DATA TO USE>
######
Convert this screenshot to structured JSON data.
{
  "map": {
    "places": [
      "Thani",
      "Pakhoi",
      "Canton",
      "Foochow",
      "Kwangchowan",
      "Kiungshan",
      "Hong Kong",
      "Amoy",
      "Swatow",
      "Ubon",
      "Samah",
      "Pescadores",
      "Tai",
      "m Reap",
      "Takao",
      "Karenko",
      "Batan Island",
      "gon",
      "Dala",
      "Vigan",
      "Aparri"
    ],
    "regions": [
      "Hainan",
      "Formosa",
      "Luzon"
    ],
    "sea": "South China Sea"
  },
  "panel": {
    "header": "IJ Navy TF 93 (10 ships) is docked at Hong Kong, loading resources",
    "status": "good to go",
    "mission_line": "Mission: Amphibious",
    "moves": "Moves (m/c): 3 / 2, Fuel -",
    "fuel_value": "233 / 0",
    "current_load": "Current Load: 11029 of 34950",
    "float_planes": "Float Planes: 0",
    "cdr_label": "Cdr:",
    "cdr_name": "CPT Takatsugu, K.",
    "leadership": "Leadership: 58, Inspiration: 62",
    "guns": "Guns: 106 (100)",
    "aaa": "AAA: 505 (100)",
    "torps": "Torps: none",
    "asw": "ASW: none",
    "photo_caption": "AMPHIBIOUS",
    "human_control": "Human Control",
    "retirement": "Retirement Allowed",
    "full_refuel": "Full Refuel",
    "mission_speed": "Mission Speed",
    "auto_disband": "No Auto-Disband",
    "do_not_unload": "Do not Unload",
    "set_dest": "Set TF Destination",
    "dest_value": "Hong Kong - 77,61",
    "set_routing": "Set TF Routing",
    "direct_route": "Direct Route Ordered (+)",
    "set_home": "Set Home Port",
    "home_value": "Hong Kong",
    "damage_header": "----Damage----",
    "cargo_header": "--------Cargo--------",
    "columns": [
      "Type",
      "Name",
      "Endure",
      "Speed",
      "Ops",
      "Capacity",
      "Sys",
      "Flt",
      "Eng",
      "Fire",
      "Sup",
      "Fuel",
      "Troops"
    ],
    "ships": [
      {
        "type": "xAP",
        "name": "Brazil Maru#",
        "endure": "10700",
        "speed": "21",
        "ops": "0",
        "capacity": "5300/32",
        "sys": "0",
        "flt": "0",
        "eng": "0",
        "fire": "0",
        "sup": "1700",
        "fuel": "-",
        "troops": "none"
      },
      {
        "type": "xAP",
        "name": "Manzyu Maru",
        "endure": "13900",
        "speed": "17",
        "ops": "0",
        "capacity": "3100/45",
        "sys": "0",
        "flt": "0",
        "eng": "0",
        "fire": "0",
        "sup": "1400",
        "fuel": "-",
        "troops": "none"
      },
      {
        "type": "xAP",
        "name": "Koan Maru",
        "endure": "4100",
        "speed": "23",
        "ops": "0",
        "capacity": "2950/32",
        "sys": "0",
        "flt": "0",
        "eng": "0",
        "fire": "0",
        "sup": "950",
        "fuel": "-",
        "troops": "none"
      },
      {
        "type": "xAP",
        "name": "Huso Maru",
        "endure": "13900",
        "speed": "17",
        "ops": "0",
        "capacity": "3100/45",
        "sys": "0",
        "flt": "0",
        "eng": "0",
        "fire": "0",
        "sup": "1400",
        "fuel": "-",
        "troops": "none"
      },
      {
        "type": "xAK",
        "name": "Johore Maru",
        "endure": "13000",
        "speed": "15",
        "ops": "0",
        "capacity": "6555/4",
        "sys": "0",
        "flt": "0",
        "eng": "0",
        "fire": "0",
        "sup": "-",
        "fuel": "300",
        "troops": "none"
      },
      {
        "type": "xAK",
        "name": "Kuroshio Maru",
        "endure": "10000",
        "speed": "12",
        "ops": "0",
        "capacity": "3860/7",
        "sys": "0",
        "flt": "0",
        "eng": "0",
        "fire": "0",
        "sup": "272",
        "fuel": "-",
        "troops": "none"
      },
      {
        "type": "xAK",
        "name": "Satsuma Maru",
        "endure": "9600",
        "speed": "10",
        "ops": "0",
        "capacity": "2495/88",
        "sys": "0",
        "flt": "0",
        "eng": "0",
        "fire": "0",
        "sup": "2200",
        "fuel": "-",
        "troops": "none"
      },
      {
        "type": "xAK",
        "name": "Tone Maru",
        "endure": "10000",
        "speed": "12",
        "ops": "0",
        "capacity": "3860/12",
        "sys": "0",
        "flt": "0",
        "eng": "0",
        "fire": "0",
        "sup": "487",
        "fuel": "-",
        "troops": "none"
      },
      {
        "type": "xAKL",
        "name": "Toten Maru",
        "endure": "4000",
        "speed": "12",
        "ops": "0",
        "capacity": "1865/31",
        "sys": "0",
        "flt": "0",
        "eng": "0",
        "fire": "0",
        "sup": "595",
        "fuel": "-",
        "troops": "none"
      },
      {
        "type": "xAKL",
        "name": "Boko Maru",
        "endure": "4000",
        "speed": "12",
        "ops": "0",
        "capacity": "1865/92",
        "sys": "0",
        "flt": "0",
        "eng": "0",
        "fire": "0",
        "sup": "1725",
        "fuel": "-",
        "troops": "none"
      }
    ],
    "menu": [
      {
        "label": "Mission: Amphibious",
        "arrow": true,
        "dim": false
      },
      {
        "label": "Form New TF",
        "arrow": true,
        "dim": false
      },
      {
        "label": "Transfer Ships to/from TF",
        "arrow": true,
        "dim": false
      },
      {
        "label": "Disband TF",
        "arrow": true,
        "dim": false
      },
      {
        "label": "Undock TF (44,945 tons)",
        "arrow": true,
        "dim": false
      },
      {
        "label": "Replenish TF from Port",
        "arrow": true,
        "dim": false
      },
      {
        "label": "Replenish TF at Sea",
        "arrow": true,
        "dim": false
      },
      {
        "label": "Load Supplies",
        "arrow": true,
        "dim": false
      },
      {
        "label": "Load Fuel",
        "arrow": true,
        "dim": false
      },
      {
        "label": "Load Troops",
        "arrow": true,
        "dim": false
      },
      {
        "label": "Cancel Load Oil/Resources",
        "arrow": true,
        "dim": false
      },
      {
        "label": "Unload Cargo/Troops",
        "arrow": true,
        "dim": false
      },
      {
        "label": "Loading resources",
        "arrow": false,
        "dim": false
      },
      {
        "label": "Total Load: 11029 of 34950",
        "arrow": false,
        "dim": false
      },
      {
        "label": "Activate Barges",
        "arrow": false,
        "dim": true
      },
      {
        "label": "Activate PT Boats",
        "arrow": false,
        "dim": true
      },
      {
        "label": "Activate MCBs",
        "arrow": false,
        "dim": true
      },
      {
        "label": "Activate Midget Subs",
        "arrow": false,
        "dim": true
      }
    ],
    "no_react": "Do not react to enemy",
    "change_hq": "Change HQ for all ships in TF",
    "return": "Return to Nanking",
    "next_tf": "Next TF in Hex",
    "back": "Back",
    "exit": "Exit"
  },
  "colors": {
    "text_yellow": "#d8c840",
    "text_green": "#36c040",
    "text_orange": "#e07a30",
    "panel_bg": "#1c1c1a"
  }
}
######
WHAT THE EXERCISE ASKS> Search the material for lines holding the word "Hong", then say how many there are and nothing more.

RESPONSE BELOW> 4